Yoemon stayed in Kamai for a while and got on the Africa-maru the following year on March 22, 1921. On April 7, he returned alone to Seattle from Yokohama, leaving people behind who were sad to see him go. I found the boarding list of the Africa-maru and his passport. In his passport, there was a note saying, “Going to North America again for hog-raising business” with Yoemon’s signature. Yoemon was helping his brothers’ hog-raising business.
On the back of his passport was his photo with the permission to enter America written in English.
Atae’s return to America
A few years later in September 1923, while Yoemon’s children were living in Kamai, the Great Kanto Earthquake occurred. The Kanto area turned into ashes because of the disastrous quake, and Japan’s future looked bleak. Yoemon thought that leaving his eldest son Atae in Japan would do no good and decided to bring him back to have him get an education in America. Yoemon’s wife Aki went back to Japan in April 1924 to bring Atae to Seattle. Atae and Aki headed to Seattle in May of the same year.
Meanwhile in America, the anti-Japanese movement was reaching its peak. In May 1924, the Immigration Act of 1924 was enacted. This law proved to be a crucial factor in the deterioration of the Japan-U.S. relationship. Once enforced, all immigration from Japan was deemed illegal, even if a husband wanted to bring over his wife, children, or parents. Upon hearing that the law was going to be enforced soon, Nikkei people in Seattle hurriedly called over their family in Japan. Like Yoemon, many of them called over children they had left with their family in Japan. For single men, it was their last chance to find Japanese brides. In July 1924, before enforcement of the law, many Japanese people landed in Seattle. It was under such circumstances that Yoemon returned his eldest son, Atae, to Seattle.
I found Atae’s passport with a picture of him in kimono attached to it.
In the passport, there was a note that said, “Going to North America again with my mother” with Atae’s signature. The boarding list of the Manila-maru with Aki and Atae’s names was kept safe, too. Aki was 30, and Atae was 9. At the time, the Miyazaki couple from Aki’s parents’ house were with them. It must have been encouraging for Aki to head to Seattle with her relatives.
The two girls were left in Kamai and forced to continue their lives there. They were so sad that they started to cry when parting with their mother, Aki. Though there were some cases where girls went to America to marry and get jobs like Aki, it was rare to send two daughters to America for education at the time.
Yoemon was joined by Aki and Atae, and the three of them started a new life in Seattle. Yoemon faced two challenges: he had a great ambition to further expand his barbershop business and have Atae get an education in America.

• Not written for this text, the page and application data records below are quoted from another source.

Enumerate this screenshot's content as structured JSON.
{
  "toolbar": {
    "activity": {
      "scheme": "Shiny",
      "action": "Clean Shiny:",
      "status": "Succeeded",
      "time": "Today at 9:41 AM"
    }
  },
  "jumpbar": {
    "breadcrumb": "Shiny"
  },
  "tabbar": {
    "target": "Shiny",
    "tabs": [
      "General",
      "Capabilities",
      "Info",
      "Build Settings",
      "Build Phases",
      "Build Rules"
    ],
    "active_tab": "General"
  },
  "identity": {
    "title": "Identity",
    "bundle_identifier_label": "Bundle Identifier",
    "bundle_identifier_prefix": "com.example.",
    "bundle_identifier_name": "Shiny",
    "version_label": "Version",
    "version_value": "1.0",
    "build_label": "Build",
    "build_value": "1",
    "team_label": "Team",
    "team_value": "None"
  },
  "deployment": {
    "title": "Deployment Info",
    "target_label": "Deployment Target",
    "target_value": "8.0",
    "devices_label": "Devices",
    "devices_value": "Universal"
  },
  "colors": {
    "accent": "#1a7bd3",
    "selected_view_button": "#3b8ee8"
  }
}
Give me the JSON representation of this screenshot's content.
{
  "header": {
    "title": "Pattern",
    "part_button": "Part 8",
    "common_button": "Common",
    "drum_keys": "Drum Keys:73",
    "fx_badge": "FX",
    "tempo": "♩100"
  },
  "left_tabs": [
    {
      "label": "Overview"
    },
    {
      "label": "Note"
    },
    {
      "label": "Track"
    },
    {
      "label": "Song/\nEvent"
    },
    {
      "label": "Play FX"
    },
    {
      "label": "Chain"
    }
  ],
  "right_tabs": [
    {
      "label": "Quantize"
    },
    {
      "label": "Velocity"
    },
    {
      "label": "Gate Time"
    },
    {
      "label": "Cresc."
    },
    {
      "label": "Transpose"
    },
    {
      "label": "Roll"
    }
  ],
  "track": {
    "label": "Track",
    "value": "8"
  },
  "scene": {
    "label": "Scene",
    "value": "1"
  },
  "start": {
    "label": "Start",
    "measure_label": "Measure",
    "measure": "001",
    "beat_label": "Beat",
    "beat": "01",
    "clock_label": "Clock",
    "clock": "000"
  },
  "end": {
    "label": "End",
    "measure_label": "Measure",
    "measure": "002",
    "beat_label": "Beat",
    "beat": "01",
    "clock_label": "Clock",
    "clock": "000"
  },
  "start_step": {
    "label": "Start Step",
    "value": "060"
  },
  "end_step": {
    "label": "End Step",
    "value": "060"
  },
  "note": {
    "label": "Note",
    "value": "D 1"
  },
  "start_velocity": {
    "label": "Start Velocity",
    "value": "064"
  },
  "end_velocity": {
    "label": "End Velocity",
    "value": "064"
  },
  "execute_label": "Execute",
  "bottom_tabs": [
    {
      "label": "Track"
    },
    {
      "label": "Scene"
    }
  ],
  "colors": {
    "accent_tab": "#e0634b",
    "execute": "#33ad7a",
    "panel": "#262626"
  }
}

- Hokubei nenkan (North American Almanac), Hokubei Jiji-sha, 1928.
- Kojiro Takeuchi, Beikoku seihokubu nihonimin shi (History of Japanese Immigrants in Northwestern America), Great Northern Daily News, 1929.
- Toshihiro Minohara, Hainichi iminho to nichibei kankei (Anti-Japanese Immigration Law and Japan-U.S. Relationship), Iwanami-shoten, 2002.
[Editor’s Note] : This series is a collaboration between The North American Post and Discover Nikkei (discovernikkei.org), which is a program of the Japanese American National Museum. It is an excerpt from “Studies on Immigrants in Seattle – Thoughts on Yoemon Shinmasu’s Successful Barbershop Business,” the writer’s graduation thesis submitted at the Distance Learning Division at the Nihon University as a history major and has been edited for this publication.